The COVID-19 pandemic and lockdowns have led to a rise in gender-based violence. In this paper, we explore the economic consequences of violence against women in sub-Saharan Africa using large demographic and health survey data collected pre-pandemic. Relying on a two-stage least square method to address endogeneity, we find that an increase in the share of women subject to violence by 1 percentage point can reduce economic activities (as proxied by nightlights) by up to 8 percent. This economic cost results from a significant drop in female employment. Our results also show that violence against women is more detrimental to economic development in countries without protective laws against domestic violence, in natural resource rich countries, in countries where women are deprived of decision-making power and during economic downturns. Beyond the moral imperative, the findings highlight the importance of combating violence against women from an economic standpoint, particularly by reinforcing laws against domestic violence and strengthening women’s decision-making power.
Context. The authorities met all their commitments under the Staff-Monitored Program (SMP), despite economic and financial difficulties. Inadequate external inflows, lower commodity prices, the dollar appreciation, and the El-Niño-induced drought hurt economic activity. The authorities have started to rationalize civil service by exploiting opportunities for cost savings, amended the Public Financial Management and Procurement Acts for Parliament and Cabinet approval, respectively, and rid the financial sector of problem banks and reduced non-performing loans. They garnered broad support for their reengagement strategy from creditors and development partners, in particular their plans to clear arrears to the International Financial Institutions.

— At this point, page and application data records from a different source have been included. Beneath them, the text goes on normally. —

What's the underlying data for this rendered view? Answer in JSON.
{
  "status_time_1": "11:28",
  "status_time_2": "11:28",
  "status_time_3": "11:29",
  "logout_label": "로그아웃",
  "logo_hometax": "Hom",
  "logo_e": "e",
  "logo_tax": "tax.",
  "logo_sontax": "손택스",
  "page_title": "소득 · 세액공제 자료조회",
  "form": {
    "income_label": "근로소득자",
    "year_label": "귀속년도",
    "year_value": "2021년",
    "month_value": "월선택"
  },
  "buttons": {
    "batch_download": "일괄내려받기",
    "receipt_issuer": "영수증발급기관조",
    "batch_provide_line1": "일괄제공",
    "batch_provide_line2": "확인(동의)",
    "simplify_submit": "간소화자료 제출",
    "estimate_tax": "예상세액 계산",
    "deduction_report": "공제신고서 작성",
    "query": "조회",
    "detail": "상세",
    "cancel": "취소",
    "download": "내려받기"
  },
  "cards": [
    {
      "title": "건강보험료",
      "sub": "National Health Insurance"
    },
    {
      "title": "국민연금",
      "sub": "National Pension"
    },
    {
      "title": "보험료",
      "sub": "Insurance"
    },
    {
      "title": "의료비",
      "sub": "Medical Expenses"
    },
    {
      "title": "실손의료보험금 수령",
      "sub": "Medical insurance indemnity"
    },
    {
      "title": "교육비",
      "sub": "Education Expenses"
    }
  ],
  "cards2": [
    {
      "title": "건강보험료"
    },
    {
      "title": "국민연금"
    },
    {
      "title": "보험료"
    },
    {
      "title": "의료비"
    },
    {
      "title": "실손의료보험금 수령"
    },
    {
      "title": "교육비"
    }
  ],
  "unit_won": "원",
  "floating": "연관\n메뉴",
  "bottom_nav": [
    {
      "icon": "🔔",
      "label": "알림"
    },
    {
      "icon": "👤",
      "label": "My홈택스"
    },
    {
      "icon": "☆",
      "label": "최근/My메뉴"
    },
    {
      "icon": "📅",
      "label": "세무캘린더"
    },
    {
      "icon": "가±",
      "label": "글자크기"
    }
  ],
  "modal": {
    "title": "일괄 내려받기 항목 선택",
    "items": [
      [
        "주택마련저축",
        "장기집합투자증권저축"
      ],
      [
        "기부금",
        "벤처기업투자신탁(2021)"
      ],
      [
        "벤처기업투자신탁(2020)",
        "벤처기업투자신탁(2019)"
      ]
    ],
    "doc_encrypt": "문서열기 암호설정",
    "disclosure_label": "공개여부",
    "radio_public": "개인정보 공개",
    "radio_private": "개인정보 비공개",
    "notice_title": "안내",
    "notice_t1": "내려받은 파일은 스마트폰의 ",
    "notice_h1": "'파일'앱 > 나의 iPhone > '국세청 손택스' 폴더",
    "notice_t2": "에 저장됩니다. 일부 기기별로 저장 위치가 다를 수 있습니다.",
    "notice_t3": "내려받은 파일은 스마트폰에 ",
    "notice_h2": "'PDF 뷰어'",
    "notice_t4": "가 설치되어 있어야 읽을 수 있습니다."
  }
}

Under Article IV of the IMF’s Articles of Agreement, the IMF holds bilateral discussions with members, usually every year. In the context of the 2012 Article IV consultation with Zimbabwe, the following documents have been released and are included in this package
Empirical studies suggest that trade reform has a positive effect on employment and income for the poor; however, there are winners and losers. If the transitional costs of trade liberalization fall disproportionately on the poor, trade reform can be designed to mitigate these effects. This includes making reforms as broad based as possible, sequencing and phasing them to allow for adjustment, and implementing social safety nets and other reforms that facilitate adjustment to the new trade policy. In assessing these findings, it should be borne in mind that the links between trade reform and poverty are complex, making systematic empirical investigations difficult.
This paper examines dynamic patterns of investment in Cameroon, Ghana, Kenya, Zambia and Zimbabwe, assessing the consistency of those patterns with different adjustment cost structures. Using survey data on manufactured firms, we document the importance of zero investment episodes and lumpy investment. The proportion of firms experiencing large investment spikes is significant in explaining aggregate manufacturing investment. Taken together, evidence from descriptive statistics, average investment regressions modeling the response to capital imbalance, and transition data analysis indicate that irreversibility is an important factor considered by firms when making investment plans. The picture is not unanimous however, and some explanations for the mixed results are proposed.
This paper discusses various foreign payments practices in the United States. Most foreign payments in the United States are, therefore, done along traditional lines in whatever manner. Several nontraditional practices, however, have developed in recent years as the result of trade and payments restrictions established by foreign Governments. The amount and type of exchange sold by the US banks to their customers are limited only, if at all, by regulations abroad or by the banks' own limitations. In making or receiving foreign payments, the US banks deal generally with three types of customers which are, in the order of their importance: exporters and importers, individuals or corporations desiring to make or receive nontrade financial payments, and speculators. Foreign payments for account of individuals are usually small individually however, in the aggregate, they represent an important function of the banks located in the larger cities with a considerable foreign-born population.